I attended the Medical Women’s International Association’s 28 Congress in Munster, Germany, July 29- August 1, 2010. MWIA was founded in 1919 to promote cooperation among women physicians across the globe and to create opportunities “to meet so as to confer upon questions concerning the health and well-being of humanity.”
The MWIA Congress is held every 3 years. More than 650 women doctors from over 50 countries attended this year with large delegations representing Nigeria (over 100), the Philippines, and South Korea. This Congress’s theme was “Globalisation in Medicine—Challenges and Opportunities.”
I gave a presentation, “Saving Newborn Lives: Evidence from Low-resource Settings” and called on MWIA leadership to endorse the reduction of newborn mortality as a key program priority for this triennium. Specifically, women physicians were asked to sanction Kangaroo Mother Care, KMC, as an important evidence-based intervention to improve the survival of low birth weight and premature newborns. Incoming President, Dr. Afua A. J. Hesse, from Ghana, brought this petition forward to the 14-member MWIA Executive Committee, and it was approved.
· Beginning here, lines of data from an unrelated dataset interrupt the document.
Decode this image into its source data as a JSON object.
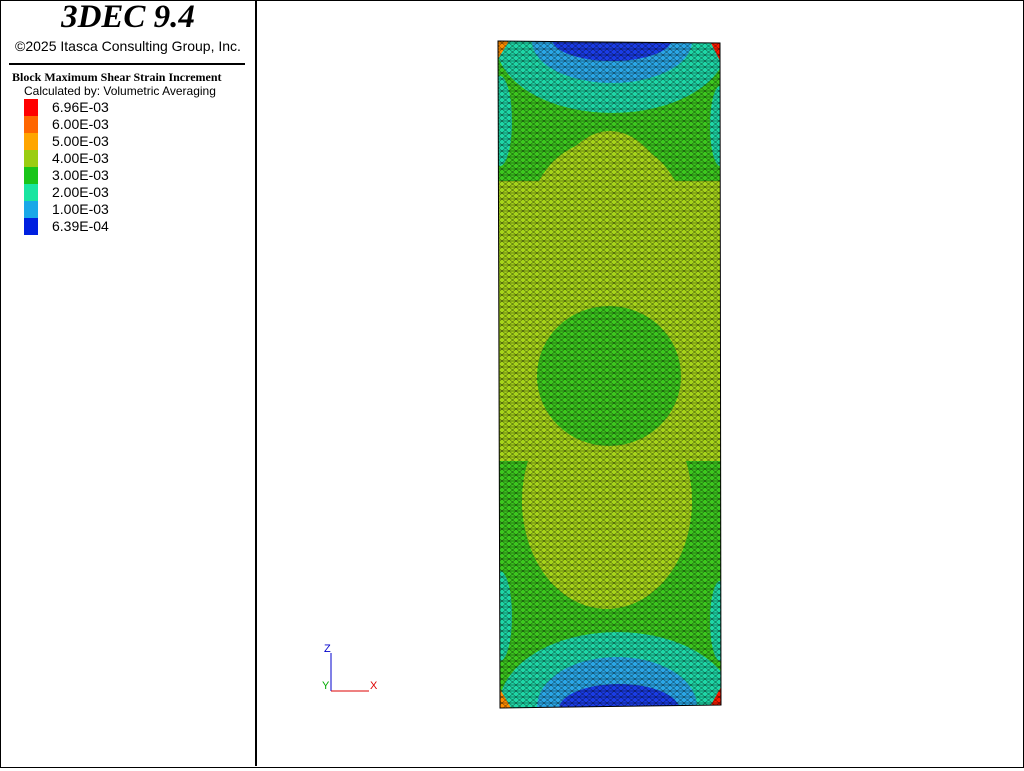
{
  "app": {
    "title": "3DEC 9.4",
    "copyright": "©2025 Itasca Consulting Group, Inc."
  },
  "plot": {
    "title": "Block  Maximum Shear Strain Increment",
    "subtitle": "Calculated by: Volumetric Averaging"
  },
  "legend": {
    "labels": [
      "6.96E-03",
      "6.00E-03",
      "5.00E-03",
      "4.00E-03",
      "3.00E-03",
      "2.00E-03",
      "1.00E-03",
      "6.39E-04"
    ],
    "colors": [
      "#ff0000",
      "#ff6600",
      "#ffa500",
      "#9acd11",
      "#19c519",
      "#19e5a0",
      "#1aa8e8",
      "#0020e0"
    ]
  },
  "axes": {
    "z": "Z",
    "y": "Y",
    "x": "X",
    "colors": {
      "z": "#0000cc",
      "y": "#00aa00",
      "x": "#dd0000"
    }
  },
  "contour_colors": {
    "yellow_green": "#a6d41a",
    "green": "#3cc71e",
    "cyan": "#1ed6a6",
    "light_blue": "#2aa6e6",
    "blue": "#1a3ce6",
    "orange": "#ff8c00",
    "red": "#ff1a00"
  }
}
Over the next 3 years, MWIA will seek funding and opportunities to educate its members on KMC and train them to be advocates within their respective countries. Many MWIA physicians are MoH leaders or closely connected with top-level health and development stakeholders. It is hoped that this combination of physician commitment and access to power-brokers and policy-makers will accelerate uptake of this life-saving, low-cost intervention.
So, can active involvement of women doctors around the world hasten the realization of MDG 4 by improving newborn survival? Well, MWIA’s motto is “Matris Animo Curant” (They heal with the spirit of a mother). Mobilizing this maternal spirit across the globe can only be seen as a strategic step.
Claudia S. Morrissey, MD, MPH